*What to do*: Print each entry precisely; exclude the pictures.

*Data for this exercise*:
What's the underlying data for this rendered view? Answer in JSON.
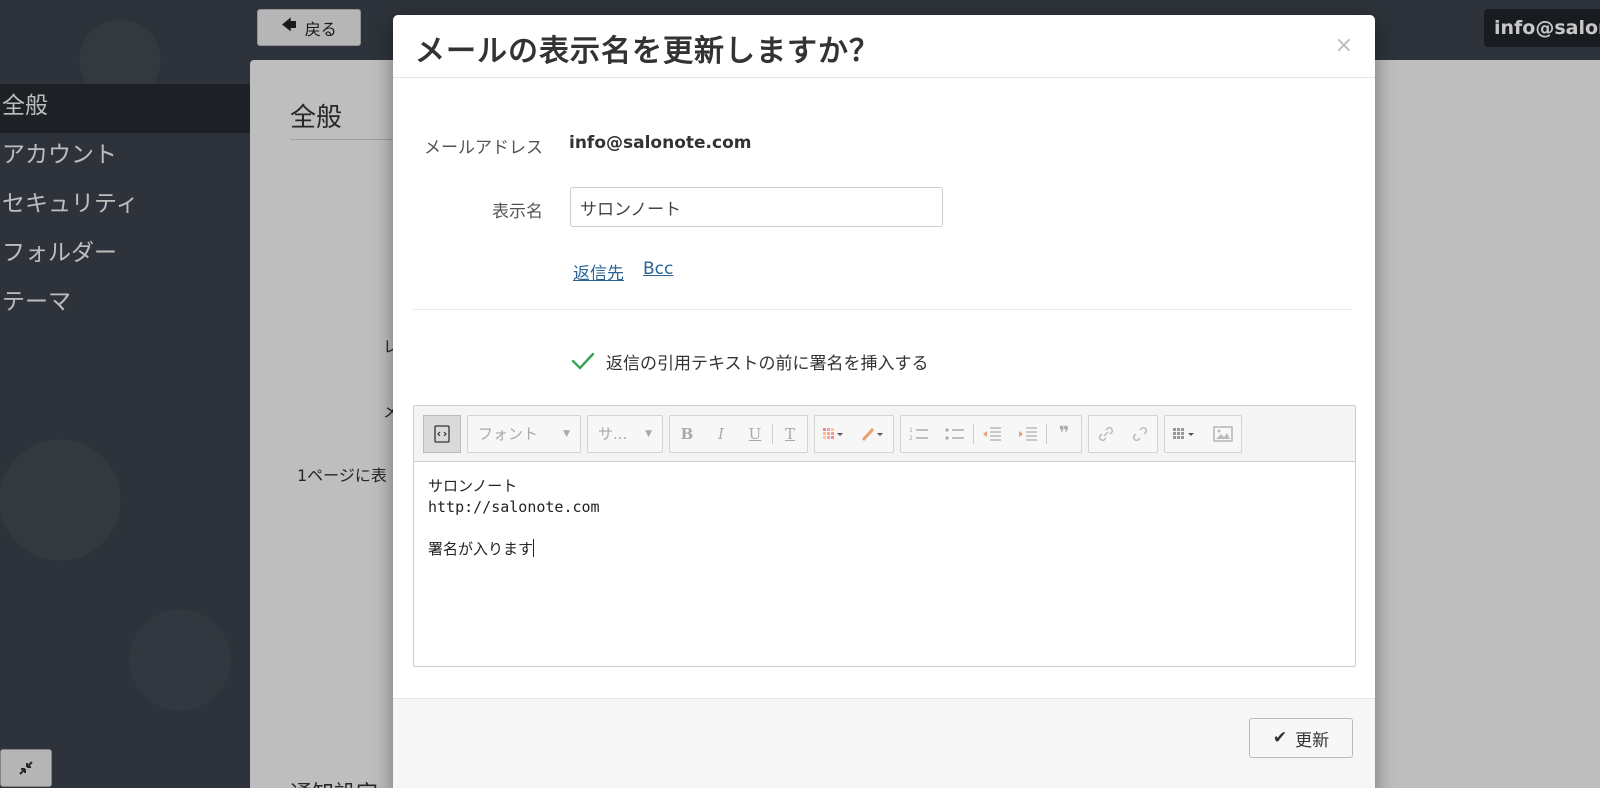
{
  "header": {
    "back_label": "戻る",
    "user_email": "info@salonote.com"
  },
  "sidebar": {
    "items": [
      {
        "label": "全般",
        "active": true
      },
      {
        "label": "アカウント"
      },
      {
        "label": "セキュリティ"
      },
      {
        "label": "フォルダー"
      },
      {
        "label": "テーマ"
      }
    ]
  },
  "main": {
    "title": "全般",
    "ghost_rows": [
      "レ",
      "メ",
      "1ページに表"
    ],
    "bottom_text": "通知設定"
  },
  "modal": {
    "title": "メールの表示名を更新しますか？",
    "close_glyph": "×",
    "email_label": "メールアドレス",
    "email_value": "info@salonote.com",
    "name_label": "表示名",
    "name_value": "サロンノート",
    "links": {
      "reply_to": "返信先",
      "bcc": "Bcc"
    },
    "insert_signature_label": "返信の引用テキストの前に署名を挿入する",
    "insert_signature_checked": true,
    "editor": {
      "toolbar": {
        "font_placeholder": "フォント",
        "size_placeholder": "サ...",
        "bold": "B",
        "italic": "I",
        "underline": "U",
        "clear": "T",
        "quote": "❞"
      },
      "lines": [
        "サロンノート",
        "http://salonote.com",
        "",
        "署名が入ります"
      ]
    },
    "update_label": "更新"
  },
  "colors": {
    "accent_link": "#2a6496",
    "check": "#3aa355"
  }
}
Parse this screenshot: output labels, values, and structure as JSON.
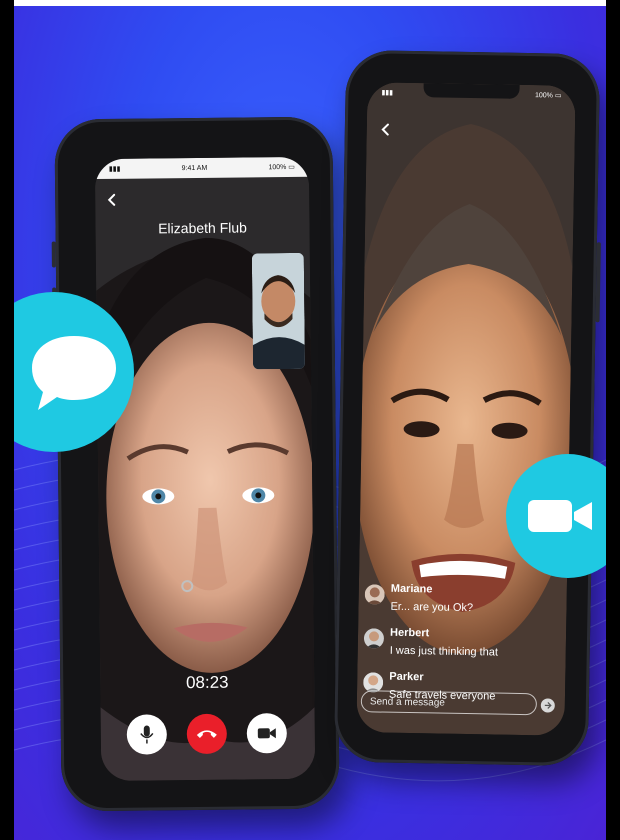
{
  "left_phone": {
    "status_time": "9:41 AM",
    "status_battery": "100%",
    "caller_name": "Elizabeth Flub",
    "call_timer": "08:23",
    "controls": {
      "mic": "microphone-icon",
      "end": "end-call-icon",
      "camera": "video-camera-icon"
    }
  },
  "right_phone": {
    "status_battery": "100%",
    "messages": [
      {
        "name": "Mariane",
        "text": "Er... are you Ok?"
      },
      {
        "name": "Herbert",
        "text": "I was just thinking that"
      },
      {
        "name": "Parker",
        "text": "Safe travels everyone"
      }
    ],
    "compose_placeholder": "Send a message"
  },
  "badges": {
    "left": "chat-bubble-icon",
    "right": "video-camera-icon"
  },
  "colors": {
    "background": "#2f4cf2",
    "badge": "#1fc9e2",
    "end_call": "#ea1f2a"
  }
}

*Exercise answer*:
What's the underlying data for this rendered view? Answer in JSON.
{
  "header": {
    "back_label": "戻る",
    "user_email": "info@salonote.com"
  },
  "sidebar": {
    "items": [
      {
        "label": "全般",
        "active": true
      },
      {
        "label": "アカウント"
      },
      {
        "label": "セキュリティ"
      },
      {
        "label": "フォルダー"
      },
      {
        "label": "テーマ"
      }
    ]
  },
  "main": {
    "title": "全般",
    "ghost_rows": [
      "レ",
      "メ",
      "1ページに表"
    ],
    "bottom_text": "通知設定"
  },
  "modal": {
    "title": "メールの表示名を更新しますか？",
    "close_glyph": "×",
    "email_label": "メールアドレス",
    "email_value": "info@salonote.com",
    "name_label": "表示名",
    "name_value": "サロンノート",
    "links": {
      "reply_to": "返信先",
      "bcc": "Bcc"
    },
    "insert_signature_label": "返信の引用テキストの前に署名を挿入する",
    "insert_signature_checked": true,
    "editor": {
      "toolbar": {
        "font_placeholder": "フォント",
        "size_placeholder": "サ...",
        "bold": "B",
        "italic": "I",
        "underline": "U",
        "clear": "T",
        "quote": "❞"
      },
      "lines": [
        "サロンノート",
        "http://salonote.com",
        "",
        "署名が入ります"
      ]
    },
    "update_label": "更新"
  },
  "colors": {
    "accent_link": "#2a6496",
    "check": "#3aa355"
  }
}
Parse this screenshot: output labels, values, and structure as JSON.
{
  "left_phone": {
    "status_time": "9:41 AM",
    "status_battery": "100%",
    "caller_name": "Elizabeth Flub",
    "call_timer": "08:23",
    "controls": {
      "mic": "microphone-icon",
      "end": "end-call-icon",
      "camera": "video-camera-icon"
    }
  },
  "right_phone": {
    "status_battery": "100%",
    "messages": [
      {
        "name": "Mariane",
        "text": "Er... are you Ok?"
      },
      {
        "name": "Herbert",
        "text": "I was just thinking that"
      },
      {
        "name": "Parker",
        "text": "Safe travels everyone"
      }
    ],
    "compose_placeholder": "Send a message"
  },
  "badges": {
    "left": "chat-bubble-icon",
    "right": "video-camera-icon"
  },
  "colors": {
    "background": "#2f4cf2",
    "badge": "#1fc9e2",
    "end_call": "#ea1f2a"
  }
}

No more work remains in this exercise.